Are American Drivers Really Speed Demons?

New study says we talk fast but stay close to the speed limits.

by on Jan.21, 2010

Some of the nation's fastest and slowest roads.

Americans like to talk a fast game, but while we may like to believe we’re always pushing the limits, a new study suggests most drivers stick closer to the speed laws than we might think.

While motorists do run up average speeds over the posted limits in a few states, most stay under the limit, according to data collected though the Speed Profiles database compiled by TeleAtlas, the mapping unit of portable navigation manufacturer TomTom.  The report analyzed historical records gathered anonymously, over the last two years, from millions of GPS systems in use on U.S. roadways.

The tattletale systems reveal that the fastest stretch of highway in the U.S. is I-15, running through Utah and Nevada.  The average speed is 77.67 mph, but in some unpopulated stretches, the speed limit actually is set at 80.

A Fast Ticket!

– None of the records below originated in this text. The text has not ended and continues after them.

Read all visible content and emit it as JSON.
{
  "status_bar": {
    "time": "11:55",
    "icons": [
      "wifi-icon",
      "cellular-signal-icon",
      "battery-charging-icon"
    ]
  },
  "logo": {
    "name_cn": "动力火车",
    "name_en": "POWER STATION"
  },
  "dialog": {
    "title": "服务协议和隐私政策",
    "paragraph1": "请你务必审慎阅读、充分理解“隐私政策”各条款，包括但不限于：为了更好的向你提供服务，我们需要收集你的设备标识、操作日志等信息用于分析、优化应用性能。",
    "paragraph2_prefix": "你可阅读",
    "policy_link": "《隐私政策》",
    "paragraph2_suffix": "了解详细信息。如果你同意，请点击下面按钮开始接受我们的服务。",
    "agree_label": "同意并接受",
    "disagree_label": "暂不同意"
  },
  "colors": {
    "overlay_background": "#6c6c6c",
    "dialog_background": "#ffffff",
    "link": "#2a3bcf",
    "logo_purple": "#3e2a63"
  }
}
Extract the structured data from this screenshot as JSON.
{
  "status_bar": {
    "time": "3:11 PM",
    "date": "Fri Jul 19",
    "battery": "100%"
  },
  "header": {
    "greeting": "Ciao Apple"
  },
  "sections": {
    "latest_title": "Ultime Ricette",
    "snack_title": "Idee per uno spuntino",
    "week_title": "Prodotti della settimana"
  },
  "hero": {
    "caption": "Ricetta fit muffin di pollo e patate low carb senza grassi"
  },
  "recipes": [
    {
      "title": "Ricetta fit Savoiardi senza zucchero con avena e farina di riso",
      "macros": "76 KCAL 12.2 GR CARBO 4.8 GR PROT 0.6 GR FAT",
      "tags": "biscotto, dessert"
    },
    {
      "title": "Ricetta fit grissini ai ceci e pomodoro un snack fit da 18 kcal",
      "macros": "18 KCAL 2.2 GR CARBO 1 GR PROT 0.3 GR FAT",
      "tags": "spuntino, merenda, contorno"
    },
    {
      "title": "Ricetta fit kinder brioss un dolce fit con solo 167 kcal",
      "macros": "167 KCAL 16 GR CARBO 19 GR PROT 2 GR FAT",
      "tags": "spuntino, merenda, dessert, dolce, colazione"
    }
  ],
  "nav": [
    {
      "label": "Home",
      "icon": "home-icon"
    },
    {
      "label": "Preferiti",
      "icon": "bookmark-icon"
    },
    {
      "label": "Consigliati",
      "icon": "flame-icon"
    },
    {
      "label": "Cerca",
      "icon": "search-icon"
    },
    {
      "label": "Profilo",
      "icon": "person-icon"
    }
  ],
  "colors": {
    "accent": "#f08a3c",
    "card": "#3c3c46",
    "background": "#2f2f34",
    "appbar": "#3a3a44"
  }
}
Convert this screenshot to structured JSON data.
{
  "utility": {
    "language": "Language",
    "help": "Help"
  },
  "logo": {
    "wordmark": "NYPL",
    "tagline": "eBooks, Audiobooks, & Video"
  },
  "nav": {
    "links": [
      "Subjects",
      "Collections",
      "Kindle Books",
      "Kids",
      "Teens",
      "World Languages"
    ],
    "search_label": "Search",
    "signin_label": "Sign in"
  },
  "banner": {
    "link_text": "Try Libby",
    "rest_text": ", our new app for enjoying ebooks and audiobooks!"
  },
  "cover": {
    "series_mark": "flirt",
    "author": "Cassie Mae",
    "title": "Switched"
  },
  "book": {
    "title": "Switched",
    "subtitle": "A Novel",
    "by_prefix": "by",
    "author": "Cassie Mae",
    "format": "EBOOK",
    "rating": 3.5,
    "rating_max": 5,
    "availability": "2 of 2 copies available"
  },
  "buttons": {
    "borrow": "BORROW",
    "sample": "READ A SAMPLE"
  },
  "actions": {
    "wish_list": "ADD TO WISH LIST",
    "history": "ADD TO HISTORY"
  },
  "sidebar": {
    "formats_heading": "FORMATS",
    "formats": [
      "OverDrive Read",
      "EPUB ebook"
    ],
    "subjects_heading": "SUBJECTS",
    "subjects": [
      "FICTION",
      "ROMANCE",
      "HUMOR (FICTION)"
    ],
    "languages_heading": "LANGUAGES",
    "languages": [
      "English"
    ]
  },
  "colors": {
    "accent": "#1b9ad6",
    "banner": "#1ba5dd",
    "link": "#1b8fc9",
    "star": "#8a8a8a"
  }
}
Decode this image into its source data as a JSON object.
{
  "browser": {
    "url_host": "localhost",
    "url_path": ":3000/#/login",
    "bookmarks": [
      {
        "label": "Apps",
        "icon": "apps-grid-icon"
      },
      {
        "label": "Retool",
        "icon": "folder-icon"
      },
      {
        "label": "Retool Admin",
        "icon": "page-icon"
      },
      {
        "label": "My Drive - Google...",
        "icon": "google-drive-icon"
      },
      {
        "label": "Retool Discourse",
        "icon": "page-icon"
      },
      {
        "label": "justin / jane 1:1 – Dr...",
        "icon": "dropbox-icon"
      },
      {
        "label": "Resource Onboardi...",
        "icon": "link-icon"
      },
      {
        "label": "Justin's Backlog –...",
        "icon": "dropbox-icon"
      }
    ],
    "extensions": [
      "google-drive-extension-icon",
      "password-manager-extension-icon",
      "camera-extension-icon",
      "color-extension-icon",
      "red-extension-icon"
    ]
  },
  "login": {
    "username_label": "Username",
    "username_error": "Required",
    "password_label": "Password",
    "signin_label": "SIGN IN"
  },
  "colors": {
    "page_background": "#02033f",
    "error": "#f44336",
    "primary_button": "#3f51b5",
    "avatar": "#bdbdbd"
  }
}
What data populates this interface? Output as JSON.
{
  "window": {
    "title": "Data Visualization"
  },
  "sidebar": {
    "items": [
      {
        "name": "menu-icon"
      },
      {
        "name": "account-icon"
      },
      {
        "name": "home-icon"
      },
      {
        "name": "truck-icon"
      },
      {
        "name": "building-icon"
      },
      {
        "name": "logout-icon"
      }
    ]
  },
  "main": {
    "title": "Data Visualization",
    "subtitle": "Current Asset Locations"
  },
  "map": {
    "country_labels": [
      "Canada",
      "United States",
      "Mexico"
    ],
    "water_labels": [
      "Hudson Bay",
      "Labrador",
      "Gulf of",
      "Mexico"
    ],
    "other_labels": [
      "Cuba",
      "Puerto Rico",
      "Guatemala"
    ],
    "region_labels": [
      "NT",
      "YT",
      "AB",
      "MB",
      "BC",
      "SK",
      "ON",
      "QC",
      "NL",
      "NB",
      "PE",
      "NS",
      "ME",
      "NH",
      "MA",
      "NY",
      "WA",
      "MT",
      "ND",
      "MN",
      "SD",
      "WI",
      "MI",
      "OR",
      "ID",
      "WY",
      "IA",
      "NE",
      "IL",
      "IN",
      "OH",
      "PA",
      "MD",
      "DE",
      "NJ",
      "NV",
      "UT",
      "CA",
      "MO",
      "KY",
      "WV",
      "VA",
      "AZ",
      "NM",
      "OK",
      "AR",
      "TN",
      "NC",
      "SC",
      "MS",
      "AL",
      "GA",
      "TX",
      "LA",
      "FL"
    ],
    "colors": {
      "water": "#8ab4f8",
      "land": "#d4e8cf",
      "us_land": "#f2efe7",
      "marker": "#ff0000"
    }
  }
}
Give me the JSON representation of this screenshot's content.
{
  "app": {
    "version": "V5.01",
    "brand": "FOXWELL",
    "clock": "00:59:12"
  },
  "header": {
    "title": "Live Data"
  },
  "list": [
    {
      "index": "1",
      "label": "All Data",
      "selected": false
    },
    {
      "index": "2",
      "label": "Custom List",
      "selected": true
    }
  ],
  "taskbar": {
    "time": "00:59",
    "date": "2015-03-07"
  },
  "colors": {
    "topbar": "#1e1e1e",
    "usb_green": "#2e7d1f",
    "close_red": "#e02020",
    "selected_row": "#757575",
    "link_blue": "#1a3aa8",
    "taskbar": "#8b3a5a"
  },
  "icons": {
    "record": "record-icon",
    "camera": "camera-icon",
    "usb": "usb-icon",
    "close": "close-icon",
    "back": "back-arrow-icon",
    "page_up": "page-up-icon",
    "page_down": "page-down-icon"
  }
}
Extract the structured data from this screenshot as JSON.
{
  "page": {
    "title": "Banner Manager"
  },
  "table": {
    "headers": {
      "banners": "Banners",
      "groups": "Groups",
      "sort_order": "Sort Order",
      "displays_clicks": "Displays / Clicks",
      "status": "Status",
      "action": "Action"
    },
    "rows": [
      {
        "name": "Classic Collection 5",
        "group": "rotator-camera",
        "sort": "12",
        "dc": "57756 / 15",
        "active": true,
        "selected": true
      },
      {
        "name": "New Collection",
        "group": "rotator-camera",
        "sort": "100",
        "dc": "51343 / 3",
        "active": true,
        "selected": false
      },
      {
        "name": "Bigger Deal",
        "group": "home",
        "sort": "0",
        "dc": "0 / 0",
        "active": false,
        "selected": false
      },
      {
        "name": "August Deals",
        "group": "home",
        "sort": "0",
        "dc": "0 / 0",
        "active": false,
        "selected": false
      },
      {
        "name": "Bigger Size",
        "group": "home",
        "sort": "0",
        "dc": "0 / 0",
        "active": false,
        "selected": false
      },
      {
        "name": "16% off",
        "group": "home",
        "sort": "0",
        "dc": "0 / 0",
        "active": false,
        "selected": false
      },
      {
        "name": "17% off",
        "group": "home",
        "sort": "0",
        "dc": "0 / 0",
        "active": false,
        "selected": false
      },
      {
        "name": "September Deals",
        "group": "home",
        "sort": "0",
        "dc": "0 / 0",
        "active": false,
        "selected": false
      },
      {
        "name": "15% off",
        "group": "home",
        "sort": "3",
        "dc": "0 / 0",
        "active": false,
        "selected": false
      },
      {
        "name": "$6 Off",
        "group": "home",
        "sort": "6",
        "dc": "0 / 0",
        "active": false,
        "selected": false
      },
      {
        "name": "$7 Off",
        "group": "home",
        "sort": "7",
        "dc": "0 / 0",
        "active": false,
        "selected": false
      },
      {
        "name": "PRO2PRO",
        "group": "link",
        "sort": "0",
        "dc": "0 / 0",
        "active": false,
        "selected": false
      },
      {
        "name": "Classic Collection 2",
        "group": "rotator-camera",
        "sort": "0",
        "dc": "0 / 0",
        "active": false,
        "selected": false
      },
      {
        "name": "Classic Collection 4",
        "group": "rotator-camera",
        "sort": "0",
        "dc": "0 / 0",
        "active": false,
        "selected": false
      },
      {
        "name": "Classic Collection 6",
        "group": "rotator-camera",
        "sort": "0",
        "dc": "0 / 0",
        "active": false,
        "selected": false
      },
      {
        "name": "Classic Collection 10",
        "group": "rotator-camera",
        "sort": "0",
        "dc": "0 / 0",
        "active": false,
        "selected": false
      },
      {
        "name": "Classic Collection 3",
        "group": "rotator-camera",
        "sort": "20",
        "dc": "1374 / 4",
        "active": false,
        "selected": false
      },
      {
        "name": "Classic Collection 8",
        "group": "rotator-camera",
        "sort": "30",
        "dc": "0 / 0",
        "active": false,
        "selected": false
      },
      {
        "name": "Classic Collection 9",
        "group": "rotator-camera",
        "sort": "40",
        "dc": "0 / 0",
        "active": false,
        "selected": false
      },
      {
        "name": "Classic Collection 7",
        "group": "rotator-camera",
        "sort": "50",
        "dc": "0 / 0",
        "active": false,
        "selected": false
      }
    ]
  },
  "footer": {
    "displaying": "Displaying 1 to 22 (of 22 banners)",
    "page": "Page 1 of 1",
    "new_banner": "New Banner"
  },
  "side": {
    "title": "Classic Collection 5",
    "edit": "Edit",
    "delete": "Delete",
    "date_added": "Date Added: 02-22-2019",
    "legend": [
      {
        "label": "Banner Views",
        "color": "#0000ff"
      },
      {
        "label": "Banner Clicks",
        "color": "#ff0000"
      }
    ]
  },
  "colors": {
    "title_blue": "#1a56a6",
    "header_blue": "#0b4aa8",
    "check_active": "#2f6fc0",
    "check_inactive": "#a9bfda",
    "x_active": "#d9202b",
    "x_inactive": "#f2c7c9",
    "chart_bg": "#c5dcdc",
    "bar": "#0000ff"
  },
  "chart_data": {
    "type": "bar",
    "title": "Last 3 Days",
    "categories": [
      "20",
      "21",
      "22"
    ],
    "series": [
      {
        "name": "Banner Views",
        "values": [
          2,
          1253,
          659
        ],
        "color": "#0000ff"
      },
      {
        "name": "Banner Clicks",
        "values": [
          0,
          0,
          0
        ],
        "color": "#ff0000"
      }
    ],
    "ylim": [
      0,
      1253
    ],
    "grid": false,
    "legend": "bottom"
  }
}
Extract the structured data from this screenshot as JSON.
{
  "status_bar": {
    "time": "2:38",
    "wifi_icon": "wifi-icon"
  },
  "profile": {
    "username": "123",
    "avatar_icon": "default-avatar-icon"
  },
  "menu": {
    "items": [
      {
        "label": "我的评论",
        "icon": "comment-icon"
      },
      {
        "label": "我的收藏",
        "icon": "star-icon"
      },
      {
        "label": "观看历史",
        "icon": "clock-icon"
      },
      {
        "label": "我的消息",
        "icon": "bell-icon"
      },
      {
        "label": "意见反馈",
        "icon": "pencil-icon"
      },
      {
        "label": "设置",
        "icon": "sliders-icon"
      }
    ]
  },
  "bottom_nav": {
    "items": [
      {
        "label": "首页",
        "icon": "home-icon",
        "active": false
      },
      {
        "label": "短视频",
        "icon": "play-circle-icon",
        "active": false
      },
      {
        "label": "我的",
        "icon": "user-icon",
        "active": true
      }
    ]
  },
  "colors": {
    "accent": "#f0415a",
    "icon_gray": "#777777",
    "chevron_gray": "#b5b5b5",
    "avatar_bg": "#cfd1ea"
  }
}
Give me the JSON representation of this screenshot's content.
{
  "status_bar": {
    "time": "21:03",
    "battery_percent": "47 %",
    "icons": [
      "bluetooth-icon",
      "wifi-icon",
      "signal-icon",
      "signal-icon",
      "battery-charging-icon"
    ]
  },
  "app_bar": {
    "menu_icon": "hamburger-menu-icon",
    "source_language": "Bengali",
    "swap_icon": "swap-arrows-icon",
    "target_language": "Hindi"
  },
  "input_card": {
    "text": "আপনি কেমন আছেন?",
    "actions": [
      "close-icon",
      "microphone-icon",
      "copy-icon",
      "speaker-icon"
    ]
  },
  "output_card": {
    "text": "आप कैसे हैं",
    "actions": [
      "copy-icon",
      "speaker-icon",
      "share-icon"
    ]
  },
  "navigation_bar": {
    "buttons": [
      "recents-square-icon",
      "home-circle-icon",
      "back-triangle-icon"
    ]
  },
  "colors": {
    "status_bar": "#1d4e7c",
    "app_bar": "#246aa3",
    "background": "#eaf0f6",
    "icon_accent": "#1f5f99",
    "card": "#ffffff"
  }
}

On a regional basis, the fastest part of the country isn’t out in the open West but, rather, in the American heartland.  TomTom reveals that 7 of the fastest 15 states are Mississippi, Kansas, Iowa, Iaho, Alabama and Missouri, where speeds average just over 67 mph.  The big surprise?  The typical speed limit in those states is 70.